forces. Therefore the workers' party criticises and corrects the mistakes of its deputies. Every organisation, by discussing each speech and arriving at the conclusion that such-and-such a statement or speech was a mistake, provides material for political action by the masses. Don't worry, gentlemen of the S.R. Party: at the moment when the political crisis becomes acute, our group -- and in any case members of our Duma group -- will know how to do their duty. And our criticism of their mistakes is done publicly, and openly, before the masses. Our deputies learn from this criticism, the classes learn, the Party learns -- the Party which has seen hard times, and knows that it is not by ranting but only by the stubborn and steadfast work of all organisations is it possible to emerge with honour from a difficult situation. Even Proletary, which, as a newspaper published abroad, realised that it was under an obligation to give its advice from afar with care, openly proposed measures for improving the work of the group. Our open Party criticism, added to the work of the group, achieves the result that the masses know both the Duma statements and the nature of the Party's corrections to them. And failure to appreciate the Duma word at a time when Party organisations and the Party press are facing the effects of the deep collapse, is a sign of boundless intellectualist irresponsibility.
The S.R.s don't understand the importance of open socialist speeches which are frankly criticised and corrected in the Party press. The S.R.s prefer to hush up the mistakes of their representatives: one more reminder of this was in No. 10-11 of Znamya Truda, when it abused us for making "philistine" statements about Gershuni's love of the Cadets. We long ago expressed our opinion on this question,* and would not start repeating it now, so soon after the death by torture at the hands of the tsar's executioners of a man who earned deep respect by his loyalty to a revolutionary organisation. But since the S.R.s have raised the question, we shall give our reply. You can answer us in no way except by abuse, gentlemen; you cannot say, frankly and openly, which of you approves or does not approve of Gershuni's
* See present edition, Vol. 13, pp. 153-60. --Ed. [Transcriber's Note: See Lenin's "But Who Are the Judges?". -- DJR]
stand at the February (1907) Congress of the S.R. Party. You cannot reply on the substance of the matter and show up the mistakes of your leaders, the number of their supporters, etc., because you do not have a party, you attach no value to educating the masses by open criticism of persons, statements, tendencies and shades of opinion.
The working class will know how to train up and harden its organisations by open criticism of its representatives. Not all at once, not without friction, not without struggle and not without hard work -- but we shall solve the difficult problem which the difficult turn of events has confronted us with, namely, to combine open speeches in the Duma with illegal Party activity.
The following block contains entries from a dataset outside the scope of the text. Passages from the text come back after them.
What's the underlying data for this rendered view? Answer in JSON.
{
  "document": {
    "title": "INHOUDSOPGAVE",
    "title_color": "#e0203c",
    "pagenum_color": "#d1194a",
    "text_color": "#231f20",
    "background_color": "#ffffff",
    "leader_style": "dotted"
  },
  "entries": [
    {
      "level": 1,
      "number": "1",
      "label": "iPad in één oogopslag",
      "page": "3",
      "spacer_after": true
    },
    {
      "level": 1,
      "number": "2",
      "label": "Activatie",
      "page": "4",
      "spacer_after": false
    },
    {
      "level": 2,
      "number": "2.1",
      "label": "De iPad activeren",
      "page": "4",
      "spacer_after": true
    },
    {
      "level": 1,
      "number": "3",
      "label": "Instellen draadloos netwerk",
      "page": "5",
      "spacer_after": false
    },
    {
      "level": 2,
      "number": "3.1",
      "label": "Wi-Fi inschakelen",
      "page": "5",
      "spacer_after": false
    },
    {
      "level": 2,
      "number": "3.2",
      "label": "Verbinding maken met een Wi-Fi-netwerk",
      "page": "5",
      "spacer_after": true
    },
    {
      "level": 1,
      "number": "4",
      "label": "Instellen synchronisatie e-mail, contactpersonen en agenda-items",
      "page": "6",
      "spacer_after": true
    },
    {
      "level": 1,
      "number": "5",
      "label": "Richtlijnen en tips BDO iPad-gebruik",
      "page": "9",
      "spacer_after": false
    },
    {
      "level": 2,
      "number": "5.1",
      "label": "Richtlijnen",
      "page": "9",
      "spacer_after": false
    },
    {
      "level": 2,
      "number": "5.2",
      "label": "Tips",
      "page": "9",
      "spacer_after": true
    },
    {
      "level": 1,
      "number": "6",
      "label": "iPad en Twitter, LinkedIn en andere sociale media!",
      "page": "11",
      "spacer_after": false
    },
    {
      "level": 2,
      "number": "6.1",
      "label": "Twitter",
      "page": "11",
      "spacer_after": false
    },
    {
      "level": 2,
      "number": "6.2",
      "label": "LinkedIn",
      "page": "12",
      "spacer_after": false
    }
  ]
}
In the working out of this problem will be revealed the maturity of a party which has gone through the first campaign of the revolution. And the working out of this problem will provide a guarantee that in the second campaign the proletariat will be able, under the leadership of Social-Democracy, to fight more ably and more unitedly, and to gain more decisive victories.